[Items from a dataset]
***

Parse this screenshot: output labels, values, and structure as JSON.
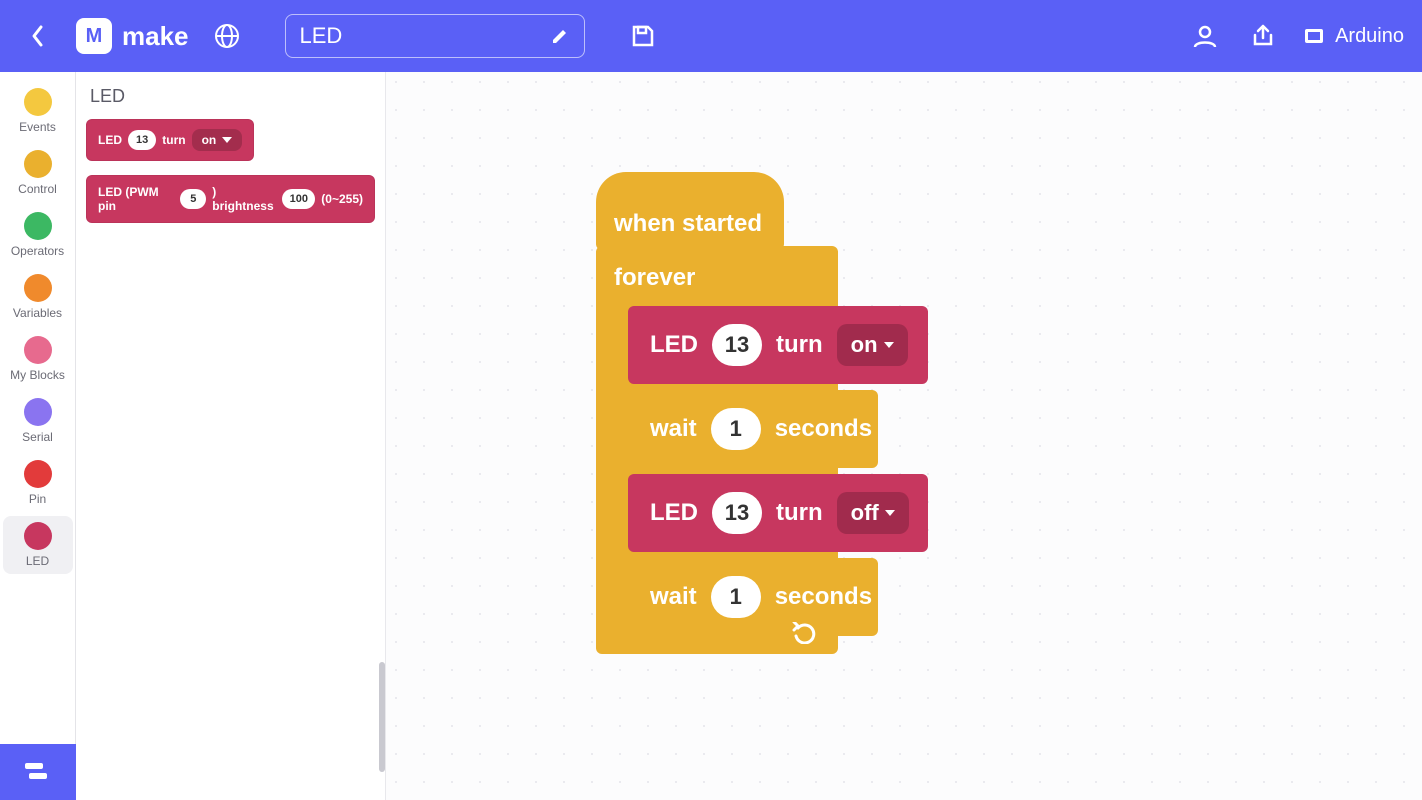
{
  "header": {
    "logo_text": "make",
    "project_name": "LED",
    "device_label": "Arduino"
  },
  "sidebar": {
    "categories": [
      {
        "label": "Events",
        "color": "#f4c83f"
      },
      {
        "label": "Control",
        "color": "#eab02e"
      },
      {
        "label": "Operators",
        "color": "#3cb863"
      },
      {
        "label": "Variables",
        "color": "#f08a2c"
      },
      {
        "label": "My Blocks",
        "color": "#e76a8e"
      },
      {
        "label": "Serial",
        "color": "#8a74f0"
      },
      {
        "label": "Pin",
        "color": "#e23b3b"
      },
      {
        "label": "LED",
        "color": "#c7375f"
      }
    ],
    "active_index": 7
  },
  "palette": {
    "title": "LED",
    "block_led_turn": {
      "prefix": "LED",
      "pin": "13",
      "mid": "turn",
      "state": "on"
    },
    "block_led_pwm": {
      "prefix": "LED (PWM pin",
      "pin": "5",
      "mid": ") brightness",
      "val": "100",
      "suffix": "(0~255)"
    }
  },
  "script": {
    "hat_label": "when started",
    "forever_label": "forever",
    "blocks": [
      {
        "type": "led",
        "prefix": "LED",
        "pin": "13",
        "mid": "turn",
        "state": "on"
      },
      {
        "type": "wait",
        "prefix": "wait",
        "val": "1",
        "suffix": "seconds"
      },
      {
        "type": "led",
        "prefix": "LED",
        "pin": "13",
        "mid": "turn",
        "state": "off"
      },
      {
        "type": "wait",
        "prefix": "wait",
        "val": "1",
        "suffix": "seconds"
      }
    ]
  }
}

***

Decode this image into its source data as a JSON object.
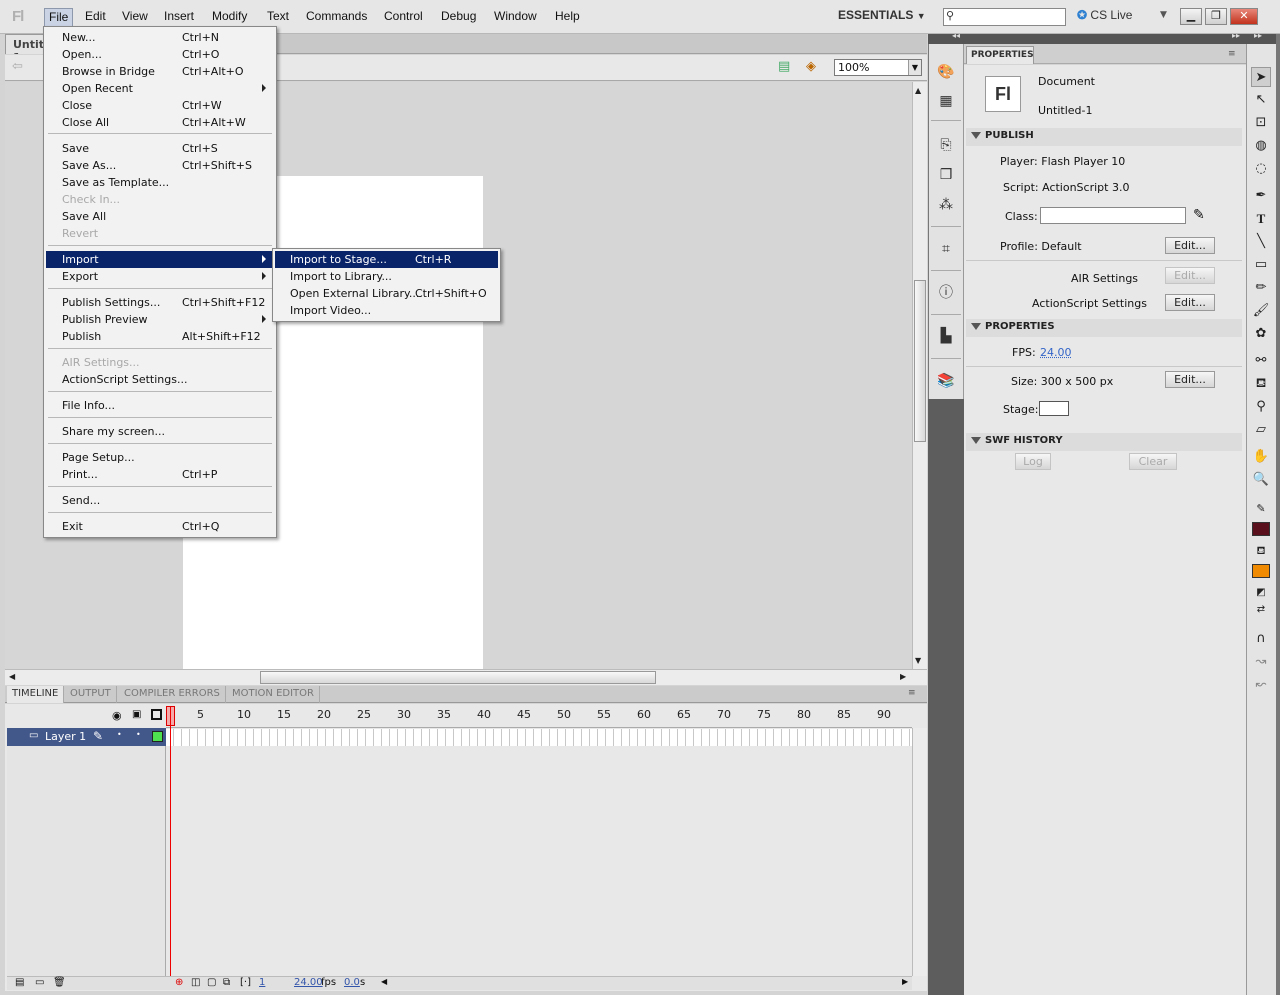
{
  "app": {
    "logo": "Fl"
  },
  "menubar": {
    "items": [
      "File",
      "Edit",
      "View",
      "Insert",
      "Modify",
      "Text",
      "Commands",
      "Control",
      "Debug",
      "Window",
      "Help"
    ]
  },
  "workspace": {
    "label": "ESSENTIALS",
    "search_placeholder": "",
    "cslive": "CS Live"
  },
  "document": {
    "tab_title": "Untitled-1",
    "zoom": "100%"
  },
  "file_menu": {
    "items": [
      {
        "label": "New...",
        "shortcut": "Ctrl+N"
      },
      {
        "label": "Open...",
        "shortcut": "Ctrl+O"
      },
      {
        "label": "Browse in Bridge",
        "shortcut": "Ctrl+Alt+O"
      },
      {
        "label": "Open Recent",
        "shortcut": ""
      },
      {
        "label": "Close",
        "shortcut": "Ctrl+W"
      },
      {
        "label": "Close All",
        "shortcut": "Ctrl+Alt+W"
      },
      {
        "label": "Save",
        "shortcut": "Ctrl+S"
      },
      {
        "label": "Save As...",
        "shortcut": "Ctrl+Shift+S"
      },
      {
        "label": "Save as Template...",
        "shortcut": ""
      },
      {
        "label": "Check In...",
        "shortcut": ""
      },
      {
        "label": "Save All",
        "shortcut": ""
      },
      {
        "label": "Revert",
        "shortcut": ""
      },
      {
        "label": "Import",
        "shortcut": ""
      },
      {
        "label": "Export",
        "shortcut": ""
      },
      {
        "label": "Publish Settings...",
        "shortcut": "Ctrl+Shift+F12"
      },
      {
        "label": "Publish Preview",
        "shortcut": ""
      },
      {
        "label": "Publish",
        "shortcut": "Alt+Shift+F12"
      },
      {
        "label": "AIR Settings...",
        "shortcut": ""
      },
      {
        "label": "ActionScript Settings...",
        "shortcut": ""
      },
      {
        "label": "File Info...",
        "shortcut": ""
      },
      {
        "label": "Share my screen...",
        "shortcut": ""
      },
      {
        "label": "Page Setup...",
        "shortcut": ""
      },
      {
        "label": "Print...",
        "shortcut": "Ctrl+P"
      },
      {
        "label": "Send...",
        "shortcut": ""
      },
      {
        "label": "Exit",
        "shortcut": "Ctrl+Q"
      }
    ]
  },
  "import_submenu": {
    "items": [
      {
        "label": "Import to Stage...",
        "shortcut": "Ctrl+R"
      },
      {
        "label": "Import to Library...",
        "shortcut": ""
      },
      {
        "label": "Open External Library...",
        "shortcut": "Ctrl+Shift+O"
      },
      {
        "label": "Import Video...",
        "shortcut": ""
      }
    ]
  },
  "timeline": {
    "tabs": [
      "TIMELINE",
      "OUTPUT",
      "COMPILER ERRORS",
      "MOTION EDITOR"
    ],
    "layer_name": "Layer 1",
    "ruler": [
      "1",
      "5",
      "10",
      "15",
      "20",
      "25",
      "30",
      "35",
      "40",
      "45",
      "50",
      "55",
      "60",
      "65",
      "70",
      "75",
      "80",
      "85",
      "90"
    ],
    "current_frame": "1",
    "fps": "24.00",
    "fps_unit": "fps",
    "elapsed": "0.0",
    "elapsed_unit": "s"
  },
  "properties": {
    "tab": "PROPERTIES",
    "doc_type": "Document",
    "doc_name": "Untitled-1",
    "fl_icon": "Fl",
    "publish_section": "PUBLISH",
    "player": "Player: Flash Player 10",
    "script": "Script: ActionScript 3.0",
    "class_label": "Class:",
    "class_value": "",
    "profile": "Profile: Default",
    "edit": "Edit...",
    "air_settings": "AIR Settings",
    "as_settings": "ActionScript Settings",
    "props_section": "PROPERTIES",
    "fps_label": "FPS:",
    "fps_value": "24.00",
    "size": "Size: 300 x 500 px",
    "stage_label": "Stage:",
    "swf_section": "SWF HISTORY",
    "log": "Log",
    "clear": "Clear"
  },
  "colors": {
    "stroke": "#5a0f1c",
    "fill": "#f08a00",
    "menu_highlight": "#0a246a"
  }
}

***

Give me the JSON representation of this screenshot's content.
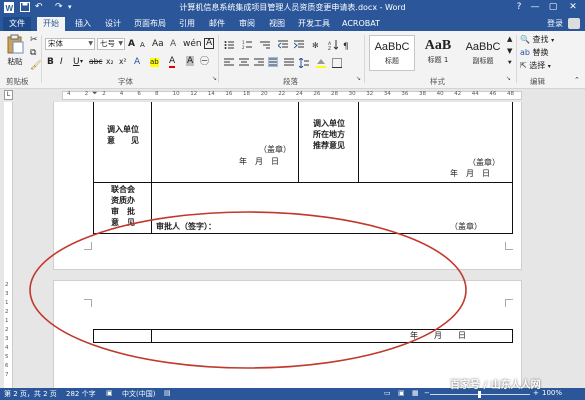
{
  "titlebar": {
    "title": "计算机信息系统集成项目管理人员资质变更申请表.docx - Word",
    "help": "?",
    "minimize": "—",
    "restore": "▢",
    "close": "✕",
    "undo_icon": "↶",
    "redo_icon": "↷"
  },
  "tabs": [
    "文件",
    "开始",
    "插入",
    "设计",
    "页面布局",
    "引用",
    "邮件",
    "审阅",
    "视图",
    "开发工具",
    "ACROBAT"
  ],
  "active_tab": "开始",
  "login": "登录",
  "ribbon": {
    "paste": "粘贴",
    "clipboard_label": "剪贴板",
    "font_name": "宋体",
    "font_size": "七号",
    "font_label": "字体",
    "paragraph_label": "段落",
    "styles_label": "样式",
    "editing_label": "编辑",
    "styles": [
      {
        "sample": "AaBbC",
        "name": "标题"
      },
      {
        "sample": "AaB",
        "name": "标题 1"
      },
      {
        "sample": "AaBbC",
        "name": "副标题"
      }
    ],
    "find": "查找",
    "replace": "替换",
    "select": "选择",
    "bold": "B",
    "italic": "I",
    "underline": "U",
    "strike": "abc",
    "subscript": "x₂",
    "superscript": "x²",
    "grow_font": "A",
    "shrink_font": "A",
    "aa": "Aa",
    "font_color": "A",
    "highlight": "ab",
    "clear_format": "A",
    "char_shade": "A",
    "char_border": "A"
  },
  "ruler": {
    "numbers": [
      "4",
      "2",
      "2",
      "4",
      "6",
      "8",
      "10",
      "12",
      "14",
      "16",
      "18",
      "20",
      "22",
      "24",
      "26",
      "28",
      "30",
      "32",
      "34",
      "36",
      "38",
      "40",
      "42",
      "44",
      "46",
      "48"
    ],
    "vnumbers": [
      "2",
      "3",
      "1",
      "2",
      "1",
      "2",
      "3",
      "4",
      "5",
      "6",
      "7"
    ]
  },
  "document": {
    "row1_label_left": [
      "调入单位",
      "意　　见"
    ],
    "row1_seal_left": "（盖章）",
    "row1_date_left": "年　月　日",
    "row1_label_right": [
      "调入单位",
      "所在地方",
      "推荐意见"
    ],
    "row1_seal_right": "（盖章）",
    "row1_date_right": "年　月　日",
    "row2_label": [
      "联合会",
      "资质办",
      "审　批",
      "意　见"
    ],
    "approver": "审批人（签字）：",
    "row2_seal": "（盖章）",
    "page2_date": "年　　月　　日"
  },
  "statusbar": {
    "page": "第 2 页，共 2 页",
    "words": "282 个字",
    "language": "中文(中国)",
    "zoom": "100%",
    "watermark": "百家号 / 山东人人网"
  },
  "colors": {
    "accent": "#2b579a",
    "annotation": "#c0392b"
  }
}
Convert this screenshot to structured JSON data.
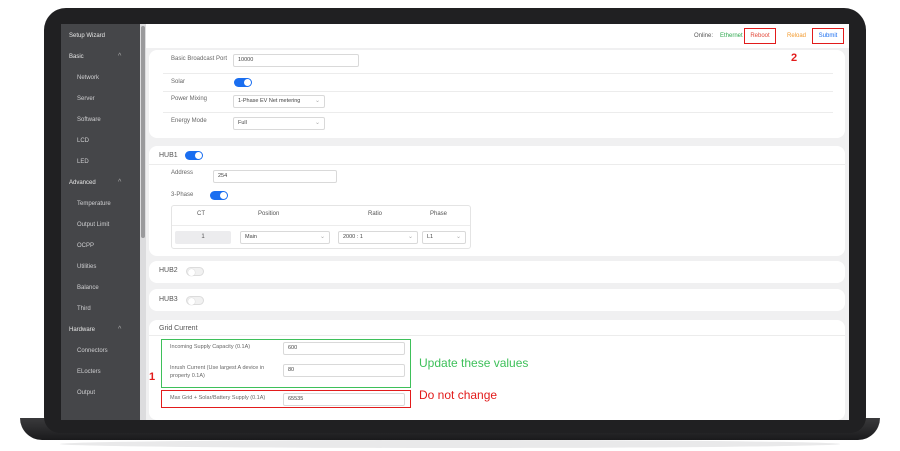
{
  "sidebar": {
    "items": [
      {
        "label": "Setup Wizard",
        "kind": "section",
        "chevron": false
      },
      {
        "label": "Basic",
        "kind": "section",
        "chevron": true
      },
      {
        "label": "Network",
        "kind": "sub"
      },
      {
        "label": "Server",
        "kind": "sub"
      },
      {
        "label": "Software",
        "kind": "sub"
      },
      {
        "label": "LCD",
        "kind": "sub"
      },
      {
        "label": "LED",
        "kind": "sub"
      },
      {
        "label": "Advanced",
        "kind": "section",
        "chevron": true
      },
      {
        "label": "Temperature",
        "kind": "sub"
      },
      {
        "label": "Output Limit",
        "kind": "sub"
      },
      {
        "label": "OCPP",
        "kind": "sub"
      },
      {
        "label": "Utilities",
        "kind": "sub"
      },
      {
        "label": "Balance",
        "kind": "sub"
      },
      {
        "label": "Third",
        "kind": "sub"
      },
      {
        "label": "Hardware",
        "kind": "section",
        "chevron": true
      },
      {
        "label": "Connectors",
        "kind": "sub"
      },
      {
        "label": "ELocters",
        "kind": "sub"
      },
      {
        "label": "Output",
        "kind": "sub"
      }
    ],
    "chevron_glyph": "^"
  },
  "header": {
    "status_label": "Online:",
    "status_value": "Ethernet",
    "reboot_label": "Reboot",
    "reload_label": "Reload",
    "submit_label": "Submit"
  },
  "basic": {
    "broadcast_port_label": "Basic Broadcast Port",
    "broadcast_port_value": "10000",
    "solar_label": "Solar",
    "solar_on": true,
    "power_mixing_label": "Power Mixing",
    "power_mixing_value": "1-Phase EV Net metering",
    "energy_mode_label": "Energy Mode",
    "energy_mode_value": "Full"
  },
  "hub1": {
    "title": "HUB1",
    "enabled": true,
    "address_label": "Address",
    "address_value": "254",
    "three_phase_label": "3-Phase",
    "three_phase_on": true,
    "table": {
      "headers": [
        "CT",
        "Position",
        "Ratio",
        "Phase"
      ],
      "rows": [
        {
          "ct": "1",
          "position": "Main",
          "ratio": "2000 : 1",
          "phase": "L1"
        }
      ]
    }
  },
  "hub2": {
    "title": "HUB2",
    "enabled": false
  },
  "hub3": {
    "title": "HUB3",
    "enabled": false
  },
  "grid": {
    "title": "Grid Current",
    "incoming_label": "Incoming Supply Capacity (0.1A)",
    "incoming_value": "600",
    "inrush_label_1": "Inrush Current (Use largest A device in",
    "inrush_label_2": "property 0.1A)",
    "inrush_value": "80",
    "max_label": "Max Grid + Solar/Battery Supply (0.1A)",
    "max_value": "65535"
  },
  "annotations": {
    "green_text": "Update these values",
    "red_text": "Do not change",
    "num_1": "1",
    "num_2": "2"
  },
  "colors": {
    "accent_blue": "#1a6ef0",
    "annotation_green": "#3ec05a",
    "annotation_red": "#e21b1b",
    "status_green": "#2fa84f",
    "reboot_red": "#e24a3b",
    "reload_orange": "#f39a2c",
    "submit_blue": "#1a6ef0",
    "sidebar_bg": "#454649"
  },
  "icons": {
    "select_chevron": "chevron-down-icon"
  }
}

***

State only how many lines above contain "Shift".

4